But it gets worse than a handful of cremated canines (which, to be honest, is a sentence I never thought I would write). When I asked a few friends of AOE to share their sub experiences, stories got better as behaviors got worse.
“I had to report one sub to the principal because the guy brought in live snails that he was handing them out to kids. As a reward? As a perk? I’m not sure. Once again, in case I wasn’t clear– LIVE SNAILS. Crazy, creepy, strange, dirty. So many issues.” –Greg Moss
“I had a sub who forewent my plans because he brought his own Christmas coloring sheets. But then he “also brought some butterflies for kids who don’t celebrate Christmas.” As if that made everything okay.” –Amanda Heyn
“I had a sub who let my first graders use my super-huge, stored-in-the-back-room, for-adults-only paper cutter to trim their collage scraps. That was an accident waiting to happen.” –Heather Crockett
“There was a sub in my building who used to wear flip-flops and a tank top every time she was there, no matter the weather. She also used to sweat profusely, and wipe her armpits with her bare hands. My kids told me this as I was holding papers she had handled after an especially egregious armpit incident the day before. Not my favorite moment as a teacher.” –Sharae Campbell
“I had a sub who worked nights as a bartender. He used to tell my kids all kinds of crazy stories about the bar. He also would drive there over lunch to get chicken wings, then bring them back and eat wings while kids were working during 5th hour. He didn’t get asked back after getting buffalo sauce and ranch on one of my kids’ artworks.” –David Thiede
“I once had to have an emergency sub. She showed up in a beret, and my colleague had to go in there every hour to show her how to do everything. How to turn on a computer. How to play a PowerPoint. How to play a YouTube video. How to minimize a window. OH. MY. To top it off, she left notes on my sub plans about how disappointed she was that my 1st graders couldn’t remember the name of the artist we studied the week prior.” –Jen Borel

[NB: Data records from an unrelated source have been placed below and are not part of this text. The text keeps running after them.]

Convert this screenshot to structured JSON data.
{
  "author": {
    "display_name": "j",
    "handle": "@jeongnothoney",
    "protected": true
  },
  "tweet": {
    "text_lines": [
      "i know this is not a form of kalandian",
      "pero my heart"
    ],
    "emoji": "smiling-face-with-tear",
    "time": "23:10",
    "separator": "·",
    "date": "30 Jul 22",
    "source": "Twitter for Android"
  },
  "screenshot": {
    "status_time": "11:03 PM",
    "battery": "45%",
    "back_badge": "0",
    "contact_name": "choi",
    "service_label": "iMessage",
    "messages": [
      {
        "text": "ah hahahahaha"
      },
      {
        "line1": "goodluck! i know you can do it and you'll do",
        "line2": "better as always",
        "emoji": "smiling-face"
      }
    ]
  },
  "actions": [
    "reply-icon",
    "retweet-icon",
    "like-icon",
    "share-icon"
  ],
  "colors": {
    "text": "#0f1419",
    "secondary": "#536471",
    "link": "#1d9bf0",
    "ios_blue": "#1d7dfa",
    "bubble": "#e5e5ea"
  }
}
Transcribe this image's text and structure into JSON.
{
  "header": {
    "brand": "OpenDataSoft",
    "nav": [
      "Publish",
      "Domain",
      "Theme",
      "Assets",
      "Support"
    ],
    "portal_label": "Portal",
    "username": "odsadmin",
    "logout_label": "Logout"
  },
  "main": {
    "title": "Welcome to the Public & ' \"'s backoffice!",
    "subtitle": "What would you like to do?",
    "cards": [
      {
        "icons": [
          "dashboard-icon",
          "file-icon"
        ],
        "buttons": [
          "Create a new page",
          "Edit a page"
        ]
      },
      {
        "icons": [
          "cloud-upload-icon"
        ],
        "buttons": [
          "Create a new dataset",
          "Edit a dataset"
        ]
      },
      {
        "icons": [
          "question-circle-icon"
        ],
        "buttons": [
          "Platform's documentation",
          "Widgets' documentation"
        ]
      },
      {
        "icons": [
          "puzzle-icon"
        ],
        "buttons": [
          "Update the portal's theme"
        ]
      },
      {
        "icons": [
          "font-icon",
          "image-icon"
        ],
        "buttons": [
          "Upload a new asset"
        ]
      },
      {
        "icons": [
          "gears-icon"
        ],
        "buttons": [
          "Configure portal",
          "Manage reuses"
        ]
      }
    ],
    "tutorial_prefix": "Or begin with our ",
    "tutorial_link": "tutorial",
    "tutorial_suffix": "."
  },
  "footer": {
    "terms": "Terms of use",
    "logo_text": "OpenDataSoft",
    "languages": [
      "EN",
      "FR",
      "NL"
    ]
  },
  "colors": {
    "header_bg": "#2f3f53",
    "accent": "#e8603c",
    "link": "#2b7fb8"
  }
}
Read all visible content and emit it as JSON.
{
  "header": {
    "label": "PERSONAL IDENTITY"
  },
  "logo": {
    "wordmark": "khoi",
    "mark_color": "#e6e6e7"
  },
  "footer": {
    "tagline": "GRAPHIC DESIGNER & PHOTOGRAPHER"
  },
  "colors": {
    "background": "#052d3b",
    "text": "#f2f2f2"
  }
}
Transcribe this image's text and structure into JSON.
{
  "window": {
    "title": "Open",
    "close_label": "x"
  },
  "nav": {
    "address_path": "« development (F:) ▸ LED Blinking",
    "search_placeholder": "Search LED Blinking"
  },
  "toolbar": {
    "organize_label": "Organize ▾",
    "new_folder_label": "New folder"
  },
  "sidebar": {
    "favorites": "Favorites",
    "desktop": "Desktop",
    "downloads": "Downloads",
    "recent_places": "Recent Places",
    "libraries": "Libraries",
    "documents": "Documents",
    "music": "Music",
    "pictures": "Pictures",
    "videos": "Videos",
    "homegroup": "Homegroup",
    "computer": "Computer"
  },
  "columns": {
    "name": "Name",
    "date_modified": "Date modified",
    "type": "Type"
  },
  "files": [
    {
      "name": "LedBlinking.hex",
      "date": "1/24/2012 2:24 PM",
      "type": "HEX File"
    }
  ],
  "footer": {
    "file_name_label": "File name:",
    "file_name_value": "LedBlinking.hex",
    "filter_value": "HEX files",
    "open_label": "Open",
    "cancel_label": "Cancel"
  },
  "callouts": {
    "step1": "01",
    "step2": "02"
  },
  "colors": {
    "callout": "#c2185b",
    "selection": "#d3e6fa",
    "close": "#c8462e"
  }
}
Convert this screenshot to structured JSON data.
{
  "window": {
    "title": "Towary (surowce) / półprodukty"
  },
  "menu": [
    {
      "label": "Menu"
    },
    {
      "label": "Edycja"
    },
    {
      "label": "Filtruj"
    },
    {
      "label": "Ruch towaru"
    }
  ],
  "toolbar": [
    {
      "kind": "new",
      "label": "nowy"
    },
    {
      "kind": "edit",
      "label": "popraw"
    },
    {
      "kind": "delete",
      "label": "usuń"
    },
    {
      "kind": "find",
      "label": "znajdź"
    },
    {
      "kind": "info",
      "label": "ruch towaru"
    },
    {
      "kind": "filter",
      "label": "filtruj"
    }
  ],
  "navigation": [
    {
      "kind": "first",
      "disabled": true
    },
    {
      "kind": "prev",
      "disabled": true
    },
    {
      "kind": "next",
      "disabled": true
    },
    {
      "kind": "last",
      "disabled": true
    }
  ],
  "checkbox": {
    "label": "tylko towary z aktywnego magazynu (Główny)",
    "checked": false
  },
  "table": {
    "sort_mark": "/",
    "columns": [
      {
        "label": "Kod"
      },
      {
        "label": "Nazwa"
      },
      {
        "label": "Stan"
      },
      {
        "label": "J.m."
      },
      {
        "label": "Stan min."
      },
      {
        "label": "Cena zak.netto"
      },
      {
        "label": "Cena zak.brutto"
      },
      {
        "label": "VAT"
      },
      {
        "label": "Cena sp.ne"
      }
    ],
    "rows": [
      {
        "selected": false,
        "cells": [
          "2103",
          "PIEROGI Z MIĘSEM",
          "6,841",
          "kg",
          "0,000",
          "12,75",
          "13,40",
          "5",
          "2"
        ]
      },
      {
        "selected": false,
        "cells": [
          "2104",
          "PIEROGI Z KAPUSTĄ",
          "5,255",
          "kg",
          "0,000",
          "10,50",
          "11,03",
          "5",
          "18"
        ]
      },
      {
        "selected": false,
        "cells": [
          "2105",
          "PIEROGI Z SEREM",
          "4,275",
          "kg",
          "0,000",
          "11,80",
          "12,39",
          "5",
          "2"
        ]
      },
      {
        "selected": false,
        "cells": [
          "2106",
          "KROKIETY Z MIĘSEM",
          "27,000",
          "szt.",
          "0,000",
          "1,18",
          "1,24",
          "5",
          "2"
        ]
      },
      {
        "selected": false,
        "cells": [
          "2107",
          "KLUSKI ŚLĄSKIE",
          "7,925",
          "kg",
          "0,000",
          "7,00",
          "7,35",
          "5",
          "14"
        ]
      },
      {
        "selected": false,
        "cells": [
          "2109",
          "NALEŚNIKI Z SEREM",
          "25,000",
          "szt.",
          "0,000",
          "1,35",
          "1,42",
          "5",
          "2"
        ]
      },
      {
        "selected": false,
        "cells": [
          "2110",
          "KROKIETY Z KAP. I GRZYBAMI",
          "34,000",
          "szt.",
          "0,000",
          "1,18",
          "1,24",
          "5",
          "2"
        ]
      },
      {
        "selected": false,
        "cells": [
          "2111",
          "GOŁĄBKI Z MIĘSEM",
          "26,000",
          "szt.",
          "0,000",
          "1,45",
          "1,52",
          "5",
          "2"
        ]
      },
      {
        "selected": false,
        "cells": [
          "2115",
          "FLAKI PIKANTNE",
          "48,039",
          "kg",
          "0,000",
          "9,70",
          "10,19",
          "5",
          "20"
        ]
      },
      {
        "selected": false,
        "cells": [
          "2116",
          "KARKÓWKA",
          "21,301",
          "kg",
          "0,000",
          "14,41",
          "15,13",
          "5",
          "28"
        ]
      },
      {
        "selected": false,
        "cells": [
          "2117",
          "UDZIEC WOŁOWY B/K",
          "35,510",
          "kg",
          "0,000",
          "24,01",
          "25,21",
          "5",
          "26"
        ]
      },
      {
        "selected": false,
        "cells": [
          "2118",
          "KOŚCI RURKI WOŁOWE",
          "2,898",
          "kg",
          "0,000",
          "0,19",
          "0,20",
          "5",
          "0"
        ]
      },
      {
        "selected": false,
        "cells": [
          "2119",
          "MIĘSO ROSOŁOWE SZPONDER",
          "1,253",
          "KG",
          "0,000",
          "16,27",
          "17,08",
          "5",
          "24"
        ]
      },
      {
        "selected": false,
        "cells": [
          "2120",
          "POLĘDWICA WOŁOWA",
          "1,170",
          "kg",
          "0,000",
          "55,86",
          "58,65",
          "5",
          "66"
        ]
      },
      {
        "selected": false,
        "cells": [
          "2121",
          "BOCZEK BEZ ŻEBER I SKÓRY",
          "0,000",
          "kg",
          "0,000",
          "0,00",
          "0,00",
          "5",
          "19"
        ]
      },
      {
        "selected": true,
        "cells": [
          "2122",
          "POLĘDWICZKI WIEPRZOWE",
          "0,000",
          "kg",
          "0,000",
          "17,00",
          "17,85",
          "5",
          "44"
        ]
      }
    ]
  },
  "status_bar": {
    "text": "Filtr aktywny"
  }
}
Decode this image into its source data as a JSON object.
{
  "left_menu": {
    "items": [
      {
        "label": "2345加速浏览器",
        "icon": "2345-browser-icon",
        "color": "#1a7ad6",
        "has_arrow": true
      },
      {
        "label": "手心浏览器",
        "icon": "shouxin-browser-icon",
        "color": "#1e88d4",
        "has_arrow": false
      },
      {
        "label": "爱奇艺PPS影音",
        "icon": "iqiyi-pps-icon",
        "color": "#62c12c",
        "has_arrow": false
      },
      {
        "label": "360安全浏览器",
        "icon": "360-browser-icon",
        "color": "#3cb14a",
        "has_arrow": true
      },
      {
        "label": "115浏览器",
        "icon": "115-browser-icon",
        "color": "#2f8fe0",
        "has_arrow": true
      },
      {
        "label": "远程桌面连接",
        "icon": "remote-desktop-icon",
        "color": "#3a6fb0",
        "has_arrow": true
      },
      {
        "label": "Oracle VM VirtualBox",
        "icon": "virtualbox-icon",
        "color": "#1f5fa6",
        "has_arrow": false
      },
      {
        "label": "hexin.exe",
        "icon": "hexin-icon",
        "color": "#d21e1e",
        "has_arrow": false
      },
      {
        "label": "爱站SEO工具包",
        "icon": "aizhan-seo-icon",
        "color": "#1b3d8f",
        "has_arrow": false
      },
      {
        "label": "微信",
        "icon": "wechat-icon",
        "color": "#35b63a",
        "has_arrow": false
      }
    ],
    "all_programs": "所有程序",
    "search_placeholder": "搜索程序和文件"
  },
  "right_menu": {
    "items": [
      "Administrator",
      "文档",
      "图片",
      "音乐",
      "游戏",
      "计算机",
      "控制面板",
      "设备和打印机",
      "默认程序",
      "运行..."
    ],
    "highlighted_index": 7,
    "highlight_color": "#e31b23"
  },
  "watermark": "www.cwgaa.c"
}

“I was excited when I first found out I would have someone in my room with an art degree. I was not excited when I heard she literally walled off the desk with books, creating a space to work on her jewelry. The kids couldn’t see her, and she couldn’t see the kids. You can imagine what went on with high school kids unsupervised for 90 minutes at a time.” –Christian Hansen
While those stories are entertaining, they can also be disheartening. For all the work you put into teaching routines, procedures, and expectations, it can all fall apart when a mediocre sub is in your room. But don’t worry; there are more good subs than poor ones. Chances are, you will find a few gems and hopefully avoid experiences like the ones listed above.
So, how do you ensure you can consistently get good subs coming back to your room?
The same people who survived the above experiences had a few pieces of advice:
If you follow this advice, you can leave your classroom in better hands. And though you may have fewer unbelievable sub stories to tell, your kids will be better off because of it.
Do you have any unbelievable sub stories to share?
What do you do to take care of your best subs?
Magazine articles and podcasts are opinions of professional education contributors and do not necessarily represent the position of the Art of Education University (AOEU) or its academic offerings. Contributors use terms in the way they are most often talked about in the scope of their educational experiences.